# DIRECTIONS FOR THIS TASK:
In the copy, every record below must appear exactly as given, and no picture may appear.

# DATASET RECORDS:
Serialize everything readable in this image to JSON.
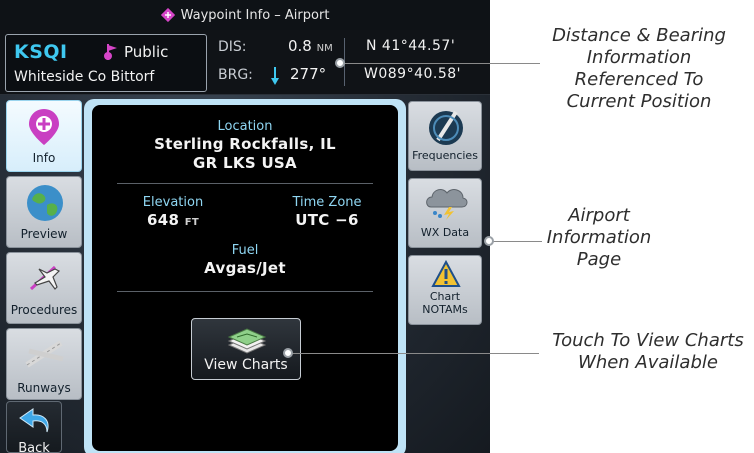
{
  "topbar": {
    "title": "Waypoint Info – Airport"
  },
  "header": {
    "ident": "KSQI",
    "visibility": "Public",
    "airport_name": "Whiteside Co Bittorf",
    "dis_label": "DIS:",
    "dis_value": "0.8",
    "dis_unit": "NM",
    "brg_label": "BRG:",
    "brg_value": "277°",
    "lat": "N 41°44.57'",
    "lon": "W089°40.58'"
  },
  "left_tabs": [
    {
      "label": "Info",
      "icon": "info-pin-icon"
    },
    {
      "label": "Preview",
      "icon": "globe-icon"
    },
    {
      "label": "Procedures",
      "icon": "plane-procedures-icon"
    },
    {
      "label": "Runways",
      "icon": "runways-icon"
    }
  ],
  "right_tabs": [
    {
      "label": "Frequencies",
      "icon": "frequency-dial-icon"
    },
    {
      "label": "WX Data",
      "icon": "weather-cloud-icon"
    },
    {
      "label_line1": "Chart",
      "label_line2": "NOTAMs",
      "icon": "warning-triangle-icon"
    }
  ],
  "info": {
    "location_title": "Location",
    "location_line1": "Sterling Rockfalls, IL",
    "location_line2": "GR LKS USA",
    "elevation_title": "Elevation",
    "elevation_value": "648",
    "elevation_unit": "FT",
    "timezone_title": "Time Zone",
    "timezone_value": "UTC −6",
    "fuel_title": "Fuel",
    "fuel_value": "Avgas/Jet"
  },
  "view_charts": {
    "label": "View Charts",
    "icon": "charts-stack-icon"
  },
  "back": {
    "label": "Back",
    "icon": "back-arrow-icon"
  },
  "callouts": {
    "distance": [
      "Distance & Bearing",
      "Information",
      "Referenced To",
      "Current Position"
    ],
    "airport": [
      "Airport",
      "Information",
      "Page"
    ],
    "charts": [
      "Touch To View Charts",
      "When Available"
    ]
  },
  "colors": {
    "ident": "#3fc8f0",
    "accent": "#bfe3f6",
    "title_text": "#8fd6f2"
  }
}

# SOLUTION:
Serialize everything readable in this image to JSON.
{
  "topbar": {
    "title": "Waypoint Info – Airport"
  },
  "header": {
    "ident": "KSQI",
    "visibility": "Public",
    "airport_name": "Whiteside Co Bittorf",
    "dis_label": "DIS:",
    "dis_value": "0.8",
    "dis_unit": "NM",
    "brg_label": "BRG:",
    "brg_value": "277°",
    "lat": "N 41°44.57'",
    "lon": "W089°40.58'"
  },
  "left_tabs": [
    {
      "label": "Info",
      "icon": "info-pin-icon"
    },
    {
      "label": "Preview",
      "icon": "globe-icon"
    },
    {
      "label": "Procedures",
      "icon": "plane-procedures-icon"
    },
    {
      "label": "Runways",
      "icon": "runways-icon"
    }
  ],
  "right_tabs": [
    {
      "label": "Frequencies",
      "icon": "frequency-dial-icon"
    },
    {
      "label": "WX Data",
      "icon": "weather-cloud-icon"
    },
    {
      "label_line1": "Chart",
      "label_line2": "NOTAMs",
      "icon": "warning-triangle-icon"
    }
  ],
  "info": {
    "location_title": "Location",
    "location_line1": "Sterling Rockfalls, IL",
    "location_line2": "GR LKS USA",
    "elevation_title": "Elevation",
    "elevation_value": "648",
    "elevation_unit": "FT",
    "timezone_title": "Time Zone",
    "timezone_value": "UTC −6",
    "fuel_title": "Fuel",
    "fuel_value": "Avgas/Jet"
  },
  "view_charts": {
    "label": "View Charts",
    "icon": "charts-stack-icon"
  },
  "back": {
    "label": "Back",
    "icon": "back-arrow-icon"
  },
  "callouts": {
    "distance": [
      "Distance & Bearing",
      "Information",
      "Referenced To",
      "Current Position"
    ],
    "airport": [
      "Airport",
      "Information",
      "Page"
    ],
    "charts": [
      "Touch To View Charts",
      "When Available"
    ]
  },
  "colors": {
    "ident": "#3fc8f0",
    "accent": "#bfe3f6",
    "title_text": "#8fd6f2"
  }
}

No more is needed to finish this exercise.